**Task statement**
Write out the records below once more, exactly as they stand.

(Data for this exercise)

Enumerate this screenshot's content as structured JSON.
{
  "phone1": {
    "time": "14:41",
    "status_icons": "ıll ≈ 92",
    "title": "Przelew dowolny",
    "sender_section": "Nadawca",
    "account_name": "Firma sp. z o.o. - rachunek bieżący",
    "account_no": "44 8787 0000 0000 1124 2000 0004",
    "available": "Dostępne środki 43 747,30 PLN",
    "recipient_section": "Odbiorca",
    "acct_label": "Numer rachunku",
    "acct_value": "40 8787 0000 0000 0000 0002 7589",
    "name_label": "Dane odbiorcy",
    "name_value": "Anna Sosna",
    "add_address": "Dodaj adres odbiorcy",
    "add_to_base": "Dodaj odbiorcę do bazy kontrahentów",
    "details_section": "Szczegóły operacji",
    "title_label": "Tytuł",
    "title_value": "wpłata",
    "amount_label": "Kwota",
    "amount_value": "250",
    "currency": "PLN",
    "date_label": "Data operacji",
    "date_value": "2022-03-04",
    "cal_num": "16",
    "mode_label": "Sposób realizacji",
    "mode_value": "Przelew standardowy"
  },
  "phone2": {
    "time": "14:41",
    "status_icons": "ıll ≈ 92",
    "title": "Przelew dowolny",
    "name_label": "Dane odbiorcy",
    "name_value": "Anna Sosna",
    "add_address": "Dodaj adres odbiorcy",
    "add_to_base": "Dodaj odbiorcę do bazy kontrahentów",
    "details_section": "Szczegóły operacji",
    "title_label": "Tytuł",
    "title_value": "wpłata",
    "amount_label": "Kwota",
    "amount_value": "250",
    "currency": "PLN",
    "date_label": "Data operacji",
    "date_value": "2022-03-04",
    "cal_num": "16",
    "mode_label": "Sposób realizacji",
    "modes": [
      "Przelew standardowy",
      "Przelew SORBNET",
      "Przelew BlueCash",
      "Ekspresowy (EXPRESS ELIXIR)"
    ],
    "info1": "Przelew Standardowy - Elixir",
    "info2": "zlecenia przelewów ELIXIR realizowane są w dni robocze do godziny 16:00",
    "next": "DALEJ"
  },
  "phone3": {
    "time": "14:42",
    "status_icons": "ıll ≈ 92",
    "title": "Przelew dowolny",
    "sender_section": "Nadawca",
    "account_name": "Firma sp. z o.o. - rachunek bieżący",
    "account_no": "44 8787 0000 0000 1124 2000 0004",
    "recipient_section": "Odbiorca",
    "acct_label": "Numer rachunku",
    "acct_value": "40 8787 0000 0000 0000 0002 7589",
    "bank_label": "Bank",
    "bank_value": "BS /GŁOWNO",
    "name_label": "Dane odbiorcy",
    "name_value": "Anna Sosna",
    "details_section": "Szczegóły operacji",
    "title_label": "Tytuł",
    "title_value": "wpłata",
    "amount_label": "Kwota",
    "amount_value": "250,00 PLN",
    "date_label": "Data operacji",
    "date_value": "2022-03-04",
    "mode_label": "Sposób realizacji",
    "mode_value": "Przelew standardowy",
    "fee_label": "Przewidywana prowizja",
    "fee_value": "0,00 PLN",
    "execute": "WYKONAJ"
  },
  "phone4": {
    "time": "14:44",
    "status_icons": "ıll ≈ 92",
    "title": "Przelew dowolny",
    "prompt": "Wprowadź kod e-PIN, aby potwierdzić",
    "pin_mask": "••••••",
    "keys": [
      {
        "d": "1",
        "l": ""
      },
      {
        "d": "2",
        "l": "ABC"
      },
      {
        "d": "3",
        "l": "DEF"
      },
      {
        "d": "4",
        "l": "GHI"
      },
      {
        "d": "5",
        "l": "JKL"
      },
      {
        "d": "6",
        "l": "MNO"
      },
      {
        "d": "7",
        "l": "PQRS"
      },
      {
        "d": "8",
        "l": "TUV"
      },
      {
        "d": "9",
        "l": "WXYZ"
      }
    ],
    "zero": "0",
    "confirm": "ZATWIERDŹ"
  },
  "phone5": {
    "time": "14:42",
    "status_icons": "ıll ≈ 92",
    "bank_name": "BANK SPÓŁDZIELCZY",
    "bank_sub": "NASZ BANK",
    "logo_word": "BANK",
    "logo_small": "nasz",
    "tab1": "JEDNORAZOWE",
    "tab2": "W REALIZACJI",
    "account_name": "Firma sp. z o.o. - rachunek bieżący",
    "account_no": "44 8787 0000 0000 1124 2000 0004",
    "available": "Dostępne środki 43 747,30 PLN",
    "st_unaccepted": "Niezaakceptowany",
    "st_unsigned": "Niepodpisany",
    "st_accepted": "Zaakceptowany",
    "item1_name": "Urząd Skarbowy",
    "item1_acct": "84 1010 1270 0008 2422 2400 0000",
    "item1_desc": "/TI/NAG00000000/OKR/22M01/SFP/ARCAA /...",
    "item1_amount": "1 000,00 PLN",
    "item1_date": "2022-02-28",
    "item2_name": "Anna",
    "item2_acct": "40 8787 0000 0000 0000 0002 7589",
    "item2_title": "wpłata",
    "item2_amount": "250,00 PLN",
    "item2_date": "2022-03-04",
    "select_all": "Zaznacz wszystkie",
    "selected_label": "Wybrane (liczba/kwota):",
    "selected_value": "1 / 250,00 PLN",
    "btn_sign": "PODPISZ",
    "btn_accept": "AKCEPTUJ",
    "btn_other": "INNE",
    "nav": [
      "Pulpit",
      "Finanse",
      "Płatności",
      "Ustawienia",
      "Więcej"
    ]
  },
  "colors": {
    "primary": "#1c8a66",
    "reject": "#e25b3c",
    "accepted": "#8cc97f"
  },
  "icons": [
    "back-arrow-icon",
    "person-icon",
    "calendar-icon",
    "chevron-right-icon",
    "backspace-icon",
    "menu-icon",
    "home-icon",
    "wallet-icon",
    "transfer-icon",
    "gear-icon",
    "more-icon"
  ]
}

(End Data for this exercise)

**Solution for this exercise**
Enumerate this screenshot's content as structured JSON.
{
  "phone1": {
    "time": "14:41",
    "status_icons": "ıll ≈ 92",
    "title": "Przelew dowolny",
    "sender_section": "Nadawca",
    "account_name": "Firma sp. z o.o. - rachunek bieżący",
    "account_no": "44 8787 0000 0000 1124 2000 0004",
    "available": "Dostępne środki 43 747,30 PLN",
    "recipient_section": "Odbiorca",
    "acct_label": "Numer rachunku",
    "acct_value": "40 8787 0000 0000 0000 0002 7589",
    "name_label": "Dane odbiorcy",
    "name_value": "Anna Sosna",
    "add_address": "Dodaj adres odbiorcy",
    "add_to_base": "Dodaj odbiorcę do bazy kontrahentów",
    "details_section": "Szczegóły operacji",
    "title_label": "Tytuł",
    "title_value": "wpłata",
    "amount_label": "Kwota",
    "amount_value": "250",
    "currency": "PLN",
    "date_label": "Data operacji",
    "date_value": "2022-03-04",
    "cal_num": "16",
    "mode_label": "Sposób realizacji",
    "mode_value": "Przelew standardowy"
  },
  "phone2": {
    "time": "14:41",
    "status_icons": "ıll ≈ 92",
    "title": "Przelew dowolny",
    "name_label": "Dane odbiorcy",
    "name_value": "Anna Sosna",
    "add_address": "Dodaj adres odbiorcy",
    "add_to_base": "Dodaj odbiorcę do bazy kontrahentów",
    "details_section": "Szczegóły operacji",
    "title_label": "Tytuł",
    "title_value": "wpłata",
    "amount_label": "Kwota",
    "amount_value": "250",
    "currency": "PLN",
    "date_label": "Data operacji",
    "date_value": "2022-03-04",
    "cal_num": "16",
    "mode_label": "Sposób realizacji",
    "modes": [
      "Przelew standardowy",
      "Przelew SORBNET",
      "Przelew BlueCash",
      "Ekspresowy (EXPRESS ELIXIR)"
    ],
    "info1": "Przelew Standardowy - Elixir",
    "info2": "zlecenia przelewów ELIXIR realizowane są w dni robocze do godziny 16:00",
    "next": "DALEJ"
  },
  "phone3": {
    "time": "14:42",
    "status_icons": "ıll ≈ 92",
    "title": "Przelew dowolny",
    "sender_section": "Nadawca",
    "account_name": "Firma sp. z o.o. - rachunek bieżący",
    "account_no": "44 8787 0000 0000 1124 2000 0004",
    "recipient_section": "Odbiorca",
    "acct_label": "Numer rachunku",
    "acct_value": "40 8787 0000 0000 0000 0002 7589",
    "bank_label": "Bank",
    "bank_value": "BS /GŁOWNO",
    "name_label": "Dane odbiorcy",
    "name_value": "Anna Sosna",
    "details_section": "Szczegóły operacji",
    "title_label": "Tytuł",
    "title_value": "wpłata",
    "amount_label": "Kwota",
    "amount_value": "250,00 PLN",
    "date_label": "Data operacji",
    "date_value": "2022-03-04",
    "mode_label": "Sposób realizacji",
    "mode_value": "Przelew standardowy",
    "fee_label": "Przewidywana prowizja",
    "fee_value": "0,00 PLN",
    "execute": "WYKONAJ"
  },
  "phone4": {
    "time": "14:44",
    "status_icons": "ıll ≈ 92",
    "title": "Przelew dowolny",
    "prompt": "Wprowadź kod e-PIN, aby potwierdzić",
    "pin_mask": "••••••",
    "keys": [
      {
        "d": "1",
        "l": ""
      },
      {
        "d": "2",
        "l": "ABC"
      },
      {
        "d": "3",
        "l": "DEF"
      },
      {
        "d": "4",
        "l": "GHI"
      },
      {
        "d": "5",
        "l": "JKL"
      },
      {
        "d": "6",
        "l": "MNO"
      },
      {
        "d": "7",
        "l": "PQRS"
      },
      {
        "d": "8",
        "l": "TUV"
      },
      {
        "d": "9",
        "l": "WXYZ"
      }
    ],
    "zero": "0",
    "confirm": "ZATWIERDŹ"
  },
  "phone5": {
    "time": "14:42",
    "status_icons": "ıll ≈ 92",
    "bank_name": "BANK SPÓŁDZIELCZY",
    "bank_sub": "NASZ BANK",
    "logo_word": "BANK",
    "logo_small": "nasz",
    "tab1": "JEDNORAZOWE",
    "tab2": "W REALIZACJI",
    "account_name": "Firma sp. z o.o. - rachunek bieżący",
    "account_no": "44 8787 0000 0000 1124 2000 0004",
    "available": "Dostępne środki 43 747,30 PLN",
    "st_unaccepted": "Niezaakceptowany",
    "st_unsigned": "Niepodpisany",
    "st_accepted": "Zaakceptowany",
    "item1_name": "Urząd Skarbowy",
    "item1_acct": "84 1010 1270 0008 2422 2400 0000",
    "item1_desc": "/TI/NAG00000000/OKR/22M01/SFP/ARCAA /...",
    "item1_amount": "1 000,00 PLN",
    "item1_date": "2022-02-28",
    "item2_name": "Anna",
    "item2_acct": "40 8787 0000 0000 0000 0002 7589",
    "item2_title": "wpłata",
    "item2_amount": "250,00 PLN",
    "item2_date": "2022-03-04",
    "select_all": "Zaznacz wszystkie",
    "selected_label": "Wybrane (liczba/kwota):",
    "selected_value": "1 / 250,00 PLN",
    "btn_sign": "PODPISZ",
    "btn_accept": "AKCEPTUJ",
    "btn_other": "INNE",
    "nav": [
      "Pulpit",
      "Finanse",
      "Płatności",
      "Ustawienia",
      "Więcej"
    ]
  },
  "colors": {
    "primary": "#1c8a66",
    "reject": "#e25b3c",
    "accepted": "#8cc97f"
  },
  "icons": [
    "back-arrow-icon",
    "person-icon",
    "calendar-icon",
    "chevron-right-icon",
    "backspace-icon",
    "menu-icon",
    "home-icon",
    "wallet-icon",
    "transfer-icon",
    "gear-icon",
    "more-icon"
  ]
}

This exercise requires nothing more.